The Sound of the Sea: Seashells and the Fate of the Oceans

The human fascination with seashells is primal. In the 1950s, the nation burned with a shell-collecting fever only a Florida beach vacation could cure. Traveling from Florida to the Bahamas to the Maldives, West Africa, and beyond, Barnett uncovers the ancient history of shells as global currency, their use as religious and luxury objects, and the rarely appreciated but remarkable creatures that make them. While shells reveal how humans have altered the climate and the sea—down to its very chemistry—they are also sentinels of hope for coastal adaptation for climate change, alternative energy and other solutions that lie beneath the waves. Barnett illuminates the beauty and wonder of seashells as well as the human ingenuity and scientific solutions they represent for our warming world.


Project Scientist for the JWST, Laboratory for Observational Cosmology, Goddard Space Flight Center, Greenbelt, MD

The James Webb Space Telescope Mission

The James Webb Space Telescope was launched on December 25th, 2021, as a successor to the Hubble Telescope. It is the largest space telescope ever constructed and will extend humanities' high definition view of the universe into the infrared spectrum. The Webb will observe early epochs of the universe to reveal how its galaxies and structure have evolved over cosmic time and to search for exoplanet atmospheres for evidence of life. The Webb's science instrument payload includes four sensor systems that provide imagery, coronagraphy, and spectroscopy over the near- and mid-infrared spectrum. Astrophysicist Dr. Matthew Greenhouse, of the Webb Project Science team, will discuss the remarkable history and ongoing accomplishments of the JWST mission.

April 19 • THOMAS M. SCOTT, PhD, PG

Assistant State Geologist Emeritus, Florida Geological Survey, Tallahassee, FL

Florida's Geology – A Story of Beaches, Lakes, Sinkholes and More!

The State of Florida is the emergent portion of the Florida Platform. The foundation of the Florida Platform is a piece of the African Plate that remained attached to the North American Plate when Pangea broke apart some 200 million years ago. The landscape of Florida was created over millions of years by marine and fluvial deposition and erosion. Karstification played a significant role in the geomorphology. Sinkholes and other karst features are abundant and are occasionally a geologic hazard. Carbonate sediments form the Floridan aquifer system and supply much of Florida's water. Mineral resources include petroleum, phosphate, and more.
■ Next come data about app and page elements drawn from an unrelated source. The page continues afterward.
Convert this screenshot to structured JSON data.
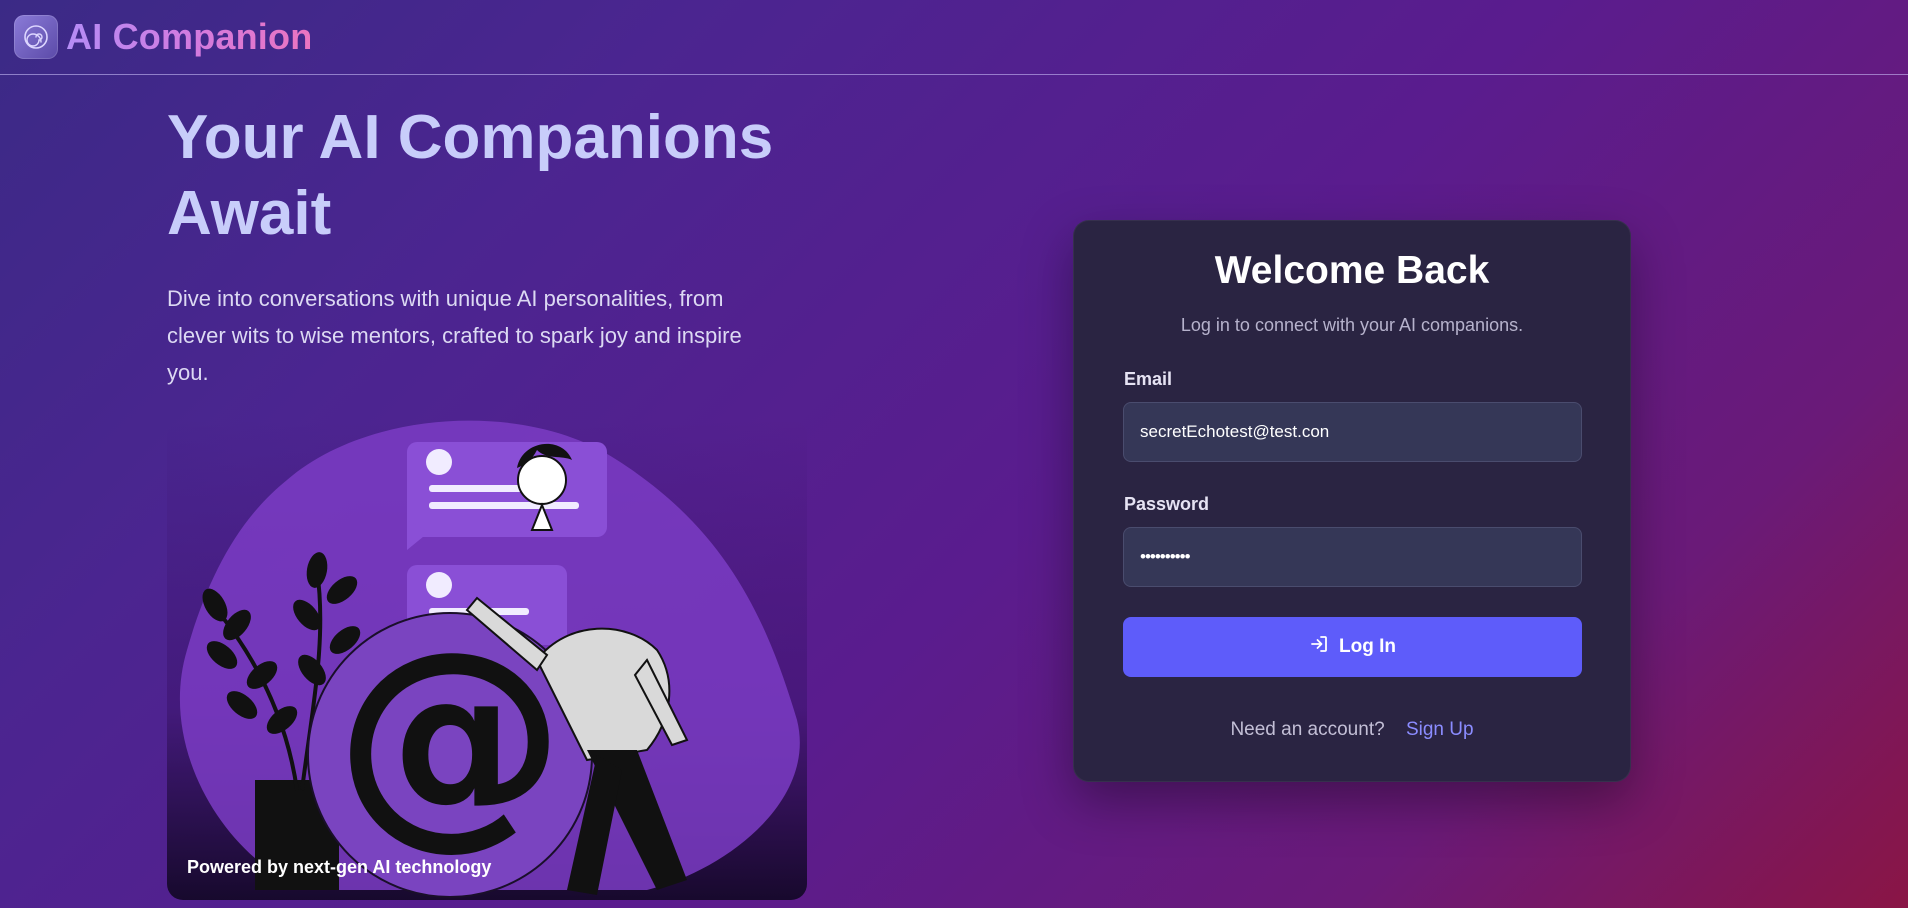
{
  "header": {
    "logo_icon": "spiral-logo-icon",
    "app_name": "AI Companion"
  },
  "hero": {
    "title": "Your AI Companions Await",
    "subtitle": "Dive into conversations with unique AI personalities, from clever wits to wise mentors, crafted to spark joy and inspire you.",
    "illustration_caption": "Powered by next-gen AI technology"
  },
  "login": {
    "title": "Welcome Back",
    "subtitle": "Log in to connect with your AI companions.",
    "email_label": "Email",
    "email_value": "secretEchotest@test.con",
    "password_label": "Password",
    "password_value": "••••••••••",
    "login_button_label": "Log In",
    "login_button_icon": "log-in-icon",
    "need_account_text": "Need an account?",
    "signup_link": "Sign Up"
  },
  "colors": {
    "accent": "#5e5cfa",
    "card_bg": "#2a2442",
    "link": "#8b8cff"
  }
}
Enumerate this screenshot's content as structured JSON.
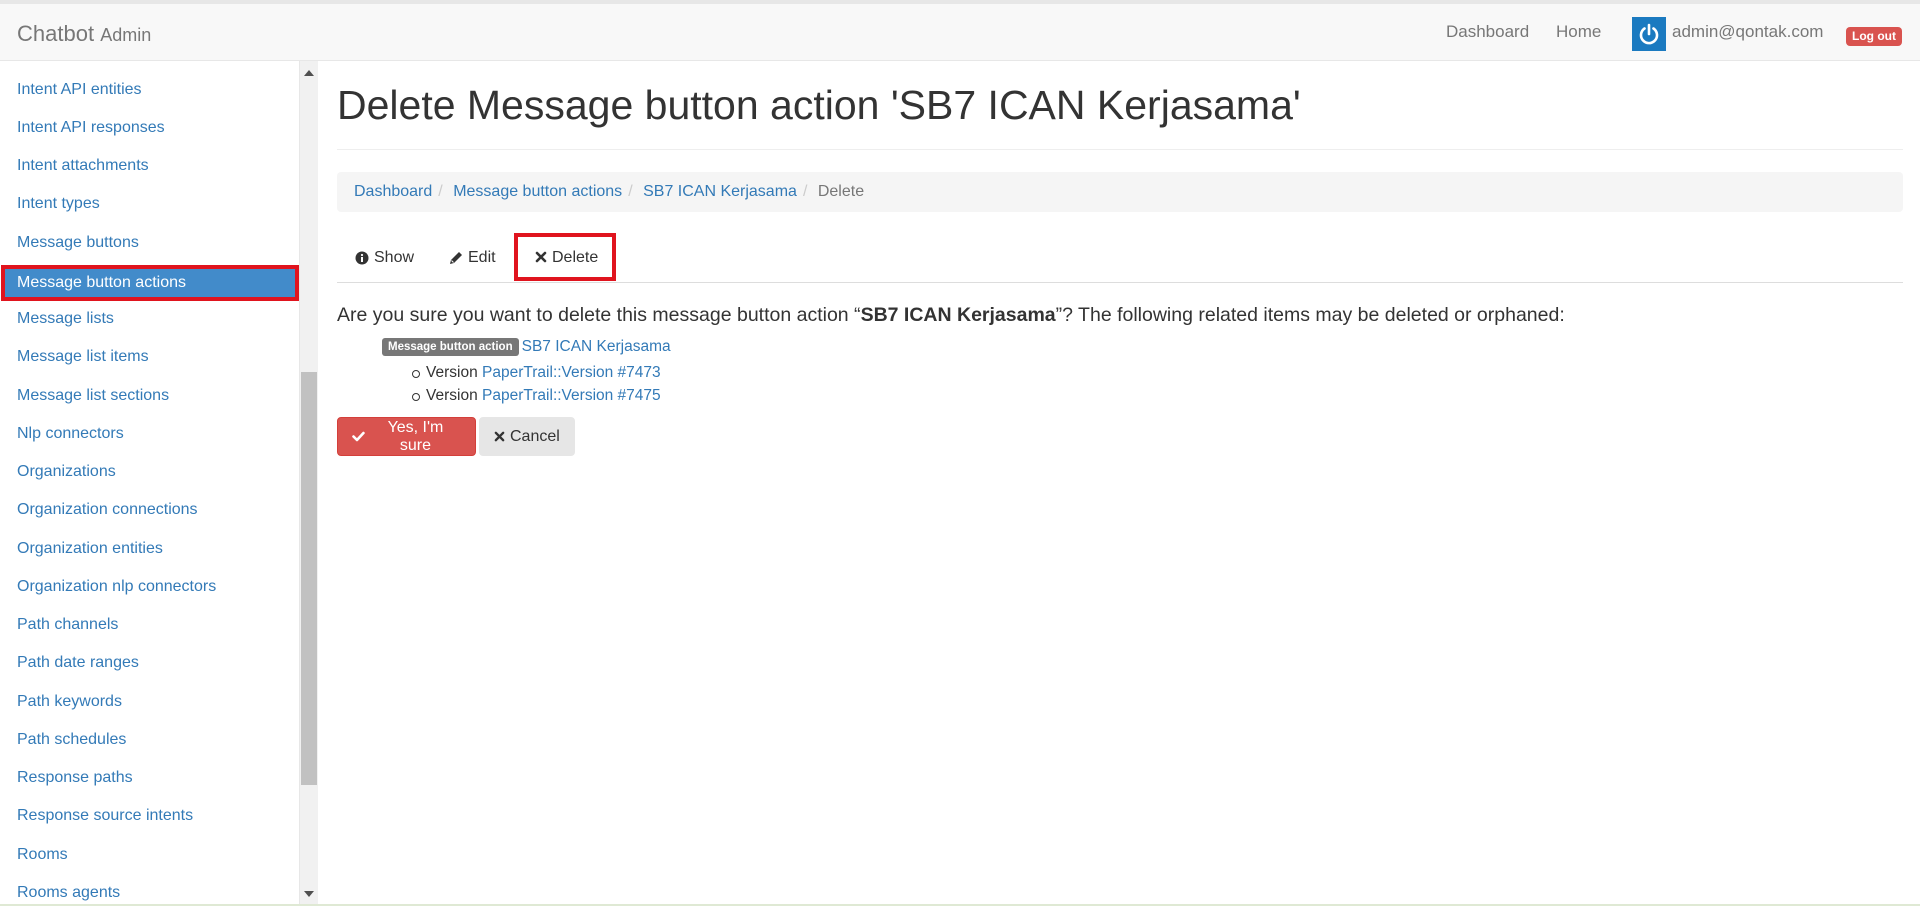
{
  "navbar": {
    "brand": "Chatbot",
    "brand_sub": "Admin",
    "dashboard_link": "Dashboard",
    "home_link": "Home",
    "user_email": "admin@qontak.com",
    "logout_label": "Log out"
  },
  "sidebar": {
    "items": [
      {
        "label": "Intent API entities",
        "active": false
      },
      {
        "label": "Intent API responses",
        "active": false
      },
      {
        "label": "Intent attachments",
        "active": false
      },
      {
        "label": "Intent types",
        "active": false
      },
      {
        "label": "Message buttons",
        "active": false
      },
      {
        "label": "Message button actions",
        "active": true
      },
      {
        "label": "Message lists",
        "active": false
      },
      {
        "label": "Message list items",
        "active": false
      },
      {
        "label": "Message list sections",
        "active": false
      },
      {
        "label": "Nlp connectors",
        "active": false
      },
      {
        "label": "Organizations",
        "active": false
      },
      {
        "label": "Organization connections",
        "active": false
      },
      {
        "label": "Organization entities",
        "active": false
      },
      {
        "label": "Organization nlp connectors",
        "active": false
      },
      {
        "label": "Path channels",
        "active": false
      },
      {
        "label": "Path date ranges",
        "active": false
      },
      {
        "label": "Path keywords",
        "active": false
      },
      {
        "label": "Path schedules",
        "active": false
      },
      {
        "label": "Response paths",
        "active": false
      },
      {
        "label": "Response source intents",
        "active": false
      },
      {
        "label": "Rooms",
        "active": false
      },
      {
        "label": "Rooms agents",
        "active": false
      }
    ]
  },
  "main": {
    "title": "Delete Message button action 'SB7 ICAN Kerjasama'",
    "breadcrumb": {
      "dashboard": "Dashboard",
      "section": "Message button actions",
      "record": "SB7 ICAN Kerjasama",
      "current": "Delete"
    },
    "tabs": {
      "show": "Show",
      "edit": "Edit",
      "delete": "Delete"
    },
    "confirm": {
      "prefix": "Are you sure you want to delete this message button action “",
      "object": "SB7 ICAN Kerjasama",
      "suffix": "”? The following related items may be deleted or orphaned:"
    },
    "related": {
      "label": "Message button action",
      "link": "SB7 ICAN Kerjasama",
      "versions": [
        {
          "prefix": "Version",
          "link": "PaperTrail::Version #7473"
        },
        {
          "prefix": "Version",
          "link": "PaperTrail::Version #7475"
        }
      ]
    },
    "buttons": {
      "confirm": "Yes, I'm sure",
      "cancel": "Cancel"
    }
  },
  "colors": {
    "link": "#337ab7",
    "active_bg": "#428bca",
    "highlight_border": "#e0141e",
    "danger": "#d9534f"
  }
}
Professor and Curator of Lepidoptera, McGuire Center for Lepidoptera and Biodiversity, Florida Museum of Natural History, University of Florida, Gainesville, FL
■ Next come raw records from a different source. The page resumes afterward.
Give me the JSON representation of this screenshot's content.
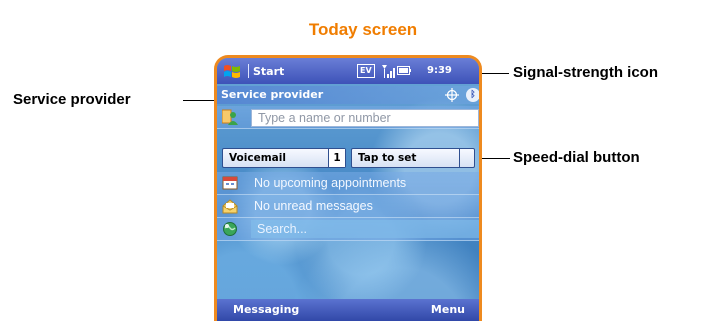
{
  "title": "Today screen",
  "callouts": {
    "signal": "Signal-strength icon",
    "provider": "Service provider",
    "speed_dial": "Speed-dial button"
  },
  "device": {
    "title_bar": {
      "start_label": "Start",
      "ev_badge": "EV",
      "time": "9:39"
    },
    "provider_row": {
      "name": "Service provider"
    },
    "dial_row": {
      "placeholder": "Type a name or number"
    },
    "speed_dial": [
      {
        "label": "Voicemail",
        "number": "1"
      },
      {
        "label": "Tap to set",
        "number": ""
      }
    ],
    "calendar_row": {
      "text": "No upcoming appointments"
    },
    "messages_row": {
      "text": "No unread messages"
    },
    "search_row": {
      "text": "Search..."
    },
    "softkeys": {
      "left": "Messaging",
      "right": "Menu"
    }
  },
  "colors": {
    "title_accent": "#f07d00",
    "device_border": "#ee8a1f",
    "titlebar_blue": "#3d52b8"
  },
  "icons": {
    "start": "windows-flag-icon",
    "signal": "signal-strength-icon",
    "battery": "battery-icon",
    "gps": "target-icon",
    "bluetooth": "bluetooth-icon",
    "contacts": "contacts-icon",
    "calendar": "calendar-icon",
    "messages": "envelope-icon",
    "search": "search-globe-icon"
  }
}
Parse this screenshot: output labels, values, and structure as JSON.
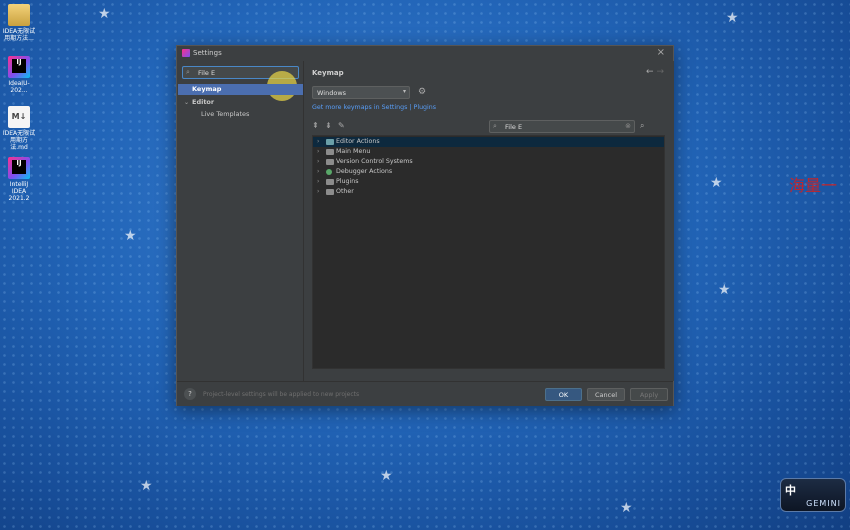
{
  "desktop": {
    "icons": [
      {
        "label": "IDEA无限试\n用期方法...",
        "icon": "folder-icon"
      },
      {
        "label": "IdeaIU-202...",
        "icon": "intellij-installer-icon"
      },
      {
        "label": "IDEA无限试\n用期方法.md",
        "icon": "markdown-file-icon"
      },
      {
        "label": "IntelliJ IDEA\n2021.2",
        "icon": "intellij-idea-icon"
      }
    ],
    "side_text": "海量一",
    "ime": {
      "char": "中",
      "brand": "GEMINI"
    }
  },
  "dialog": {
    "title": "Settings",
    "close_glyph": "×",
    "search": {
      "value": "File E",
      "glyph": "⌕"
    },
    "nav": [
      {
        "label": "Keymap"
      },
      {
        "label": "Editor"
      },
      {
        "label": "Live Templates"
      }
    ],
    "right": {
      "title": "Keymap",
      "keymap_select": "Windows",
      "link_text": "Get more keymaps in Settings | Plugins",
      "filter_value": "File E",
      "tree": [
        {
          "label": "Editor Actions"
        },
        {
          "label": "Main Menu"
        },
        {
          "label": "Version Control Systems"
        },
        {
          "label": "Debugger Actions"
        },
        {
          "label": "Plugins"
        },
        {
          "label": "Other"
        }
      ]
    },
    "footer": {
      "hint": "Project-level settings will be applied to new projects",
      "help": "?",
      "ok": "OK",
      "cancel": "Cancel",
      "apply": "Apply"
    }
  },
  "colors": {
    "accent": "#4b6eaf",
    "link": "#589df6",
    "ok_button": "#365880",
    "desktop": "#2265b8"
  }
}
Evolution and Diversification of Butterflies and Moths: Anti-Bat ultrasound jamming, acoustic deflection, and visual lures.

Butterflies and moths (Lepidoptera) are one of the major superradiations of insects, comprising nearly 160,000 described extant species. As herbivores, pollinators, and prey, Lepidoptera play a fundamental role in almost every terrestrial ecosystem. Lepidoptera are also indicators of environmental change and serve as models for research on mimicry and genetics. They have been central to the development of coevolutionary hypotheses, such as butterflies with flowering plants and moths' evolutionary arms race with echolocating bats. In this presentation, Dr. Kawahara will talk about his research on the evolution of butterflies and moths, and how moths have evolved many different defenses, such as ultrasound production to combat bat attack.